For Mr. Belafonte, grace and wit proved useful weapons in the fight for justice, those who knew him said. “We traveled all over the country and the world together, and I always loved his sense of humor,” said Cornel West, the professor and public intellectual who received a social justice award in education. “It’s hard to have a genuine revolutionary with a sense of the comic.”
But this was not merely a night for looking back. “You can’t fight for democracy in the Ukraine and not fight for it here,” said the Rev. Al Sharpton, looking dapper in a steel-blue three-piece suit.
To make matters worse, Williams let deceitful left-wing documentarian Michael Moore throw a lefty stink bomb to end the proceedings.
As the evening drew to a close, Mr. Moore sauntered onstage in a baggy black sweatshirt and cap. He pointed out that in 1927, the year Mr. Belafonte was born, the highest-grossing film was “The Jazz Singer,” featuring a scene where Al Jolson, a white actor, performs in blackface, and, he said, “there was no Voting Rights Act for Black Americans -- just like now.”
The paper previously marked Belafonte’s 90th birthday in similar fashion, rolling out the red carpet for the Castro supporter in October 2016 in “Old Warrior Takes Stock But Continues the Fight” A subhead read that Belafonte was part of a festival “focusing on voting, mass incarceration and the relationship between community and law enforcement.”
It was quite nervy for writer Tamara Best to bring up “mass incarceration,” while ignoring her subject’s long, passionate support for the decidedly pro-incarceration Cuban Communist dictator Fidel Castro. Belafonte has been quoted: “If you believe in freedom, if you believe in justice, if you believe in democracy, you have no choice but to support Fidel Castro!” Well, Cubans certainly didn’t have any choice.

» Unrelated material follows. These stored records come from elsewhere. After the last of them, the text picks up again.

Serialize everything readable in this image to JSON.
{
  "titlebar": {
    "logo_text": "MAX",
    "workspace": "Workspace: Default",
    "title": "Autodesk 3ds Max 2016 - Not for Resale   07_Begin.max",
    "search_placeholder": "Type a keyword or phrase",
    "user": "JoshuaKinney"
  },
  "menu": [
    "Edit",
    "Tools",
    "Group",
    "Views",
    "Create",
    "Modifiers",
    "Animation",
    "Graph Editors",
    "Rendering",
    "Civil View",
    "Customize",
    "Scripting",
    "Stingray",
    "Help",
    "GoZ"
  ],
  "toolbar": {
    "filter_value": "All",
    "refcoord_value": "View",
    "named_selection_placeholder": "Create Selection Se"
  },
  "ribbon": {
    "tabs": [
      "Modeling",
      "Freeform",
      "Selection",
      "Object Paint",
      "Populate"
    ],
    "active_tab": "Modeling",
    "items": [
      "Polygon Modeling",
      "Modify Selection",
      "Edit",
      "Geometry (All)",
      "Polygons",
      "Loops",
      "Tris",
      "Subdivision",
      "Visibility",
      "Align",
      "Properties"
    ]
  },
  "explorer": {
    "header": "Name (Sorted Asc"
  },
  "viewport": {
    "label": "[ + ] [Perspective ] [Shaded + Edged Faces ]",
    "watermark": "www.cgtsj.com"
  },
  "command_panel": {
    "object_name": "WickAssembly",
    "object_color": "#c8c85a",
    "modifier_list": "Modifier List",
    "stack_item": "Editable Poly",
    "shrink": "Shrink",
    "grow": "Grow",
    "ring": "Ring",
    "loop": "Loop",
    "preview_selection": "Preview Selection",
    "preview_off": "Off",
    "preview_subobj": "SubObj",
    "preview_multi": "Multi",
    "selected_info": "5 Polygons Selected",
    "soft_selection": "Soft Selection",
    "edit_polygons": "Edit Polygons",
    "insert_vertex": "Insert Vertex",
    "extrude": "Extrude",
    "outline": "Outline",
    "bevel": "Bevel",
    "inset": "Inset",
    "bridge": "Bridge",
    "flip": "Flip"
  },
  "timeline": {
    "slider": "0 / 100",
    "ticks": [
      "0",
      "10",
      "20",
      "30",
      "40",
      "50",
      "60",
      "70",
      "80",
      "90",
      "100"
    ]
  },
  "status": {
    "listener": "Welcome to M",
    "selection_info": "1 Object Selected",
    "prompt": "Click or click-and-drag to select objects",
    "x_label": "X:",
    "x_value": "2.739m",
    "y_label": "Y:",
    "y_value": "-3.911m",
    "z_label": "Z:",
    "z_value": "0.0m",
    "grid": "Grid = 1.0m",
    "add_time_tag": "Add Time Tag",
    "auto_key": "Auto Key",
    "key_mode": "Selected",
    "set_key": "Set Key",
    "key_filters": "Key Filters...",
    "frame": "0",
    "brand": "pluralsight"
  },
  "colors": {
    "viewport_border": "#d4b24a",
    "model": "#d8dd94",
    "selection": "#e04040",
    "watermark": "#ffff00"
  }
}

The double standard is more obvious when one watches this same newspaper work so feverishly to tie Fox News personalities to Russian dictator Vladimir Putin, no hero to anyone on the mainstream right.